You could buy it from any number of sources, but if you've got a slow cooker in your kitchen, it's insanely easy to make at home, and a lot cheaper. Add bones (or meat cuts with bones), aromatics, and seasonings to the slow cooker, cover with water, and basically forget about it for a day. I'm not really sure how it gets any easier.
I chose to roughly follow the method of how I usually make broth out of leftover roasted chicken, since it's easy, and from looking at some other sources, seemed to be a fairly standard bone broth process. I made my broth with oxtail, since it has both meat and bone but is also collagen-rich. This means the broth is full of nutrients, but also that once it cools, the broth takes on the appearance of what can only be described as meat jell-o. It isn't pretty, but trust me, it's a good thing! I added simple aromatics, like some onion, carrot, and bay leaf. Apple cider vinegar is also there for a little bit of brightness, and also to help leech minerals out of the bones. That just sounds so appetizing, right? I mean, just look at the finished product!
Or maybe don't.
I promise, once you skim off a layer of fat and heat it back up, this stuff is nothing like jell-o. It's just perfect, soul-warming goodness on a winter day.
Slow Cooker Oxtail Broth
2 lbs oxtail, cut into pieces
1 large carrot, cut into half moons
1 large stalk celery, sliced
1 small onion, diced
3 or 4 garlic cloves, smashed
1 bay leaf
2 tsp kosher salt
1 tbs apple cider vinegar
2 qts water
- In the crock of a slow-cooker, add all ingredients and cover with water. Cook on low for at least 10 hours, up to 12.
- After 10 hours, broth should be dark and rich and meat should be falling off of the bones. Strain broth into a large bowl. Separate the meat and save for another use.
- At this point, you can pour some broth into a mug or bowl and drink immediately, or cool to room temperature before refrigerating or freezing for future use, or use right away as a base for soups or in other dishes where broth is used.
- If you want to remove some of the fat, refrigerate overnight and scrape off the solid layer of fat that collects on top.
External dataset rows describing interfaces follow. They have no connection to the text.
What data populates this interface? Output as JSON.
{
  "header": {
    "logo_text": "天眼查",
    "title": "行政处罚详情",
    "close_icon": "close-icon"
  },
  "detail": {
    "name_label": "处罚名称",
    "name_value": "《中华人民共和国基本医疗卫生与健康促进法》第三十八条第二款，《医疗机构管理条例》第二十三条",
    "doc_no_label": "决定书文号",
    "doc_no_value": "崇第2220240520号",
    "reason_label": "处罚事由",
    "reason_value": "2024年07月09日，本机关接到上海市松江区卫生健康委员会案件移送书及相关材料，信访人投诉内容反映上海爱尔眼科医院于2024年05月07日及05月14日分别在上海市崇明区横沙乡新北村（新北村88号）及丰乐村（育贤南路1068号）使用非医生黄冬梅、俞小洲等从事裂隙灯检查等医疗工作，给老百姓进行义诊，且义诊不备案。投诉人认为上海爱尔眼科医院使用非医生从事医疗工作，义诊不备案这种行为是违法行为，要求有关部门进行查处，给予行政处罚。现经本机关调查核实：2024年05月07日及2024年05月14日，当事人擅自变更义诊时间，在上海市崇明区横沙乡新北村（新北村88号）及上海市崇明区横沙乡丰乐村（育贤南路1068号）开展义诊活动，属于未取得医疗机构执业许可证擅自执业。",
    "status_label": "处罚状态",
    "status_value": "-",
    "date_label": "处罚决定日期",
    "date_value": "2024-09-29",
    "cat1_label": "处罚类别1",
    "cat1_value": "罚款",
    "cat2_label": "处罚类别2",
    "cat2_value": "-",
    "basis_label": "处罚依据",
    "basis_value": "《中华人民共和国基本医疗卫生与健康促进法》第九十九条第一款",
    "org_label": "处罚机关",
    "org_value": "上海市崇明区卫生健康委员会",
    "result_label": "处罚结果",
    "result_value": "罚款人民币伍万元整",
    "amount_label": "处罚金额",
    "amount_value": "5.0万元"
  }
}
- I used simple aromatics in this version, but you can pep it up with more vibrant flavors, like lemongrass, ginger, dried chiles, etc.
- When drinking this broth, I like to add a little flaky sea salt and a generous splash of apple cider vinegar.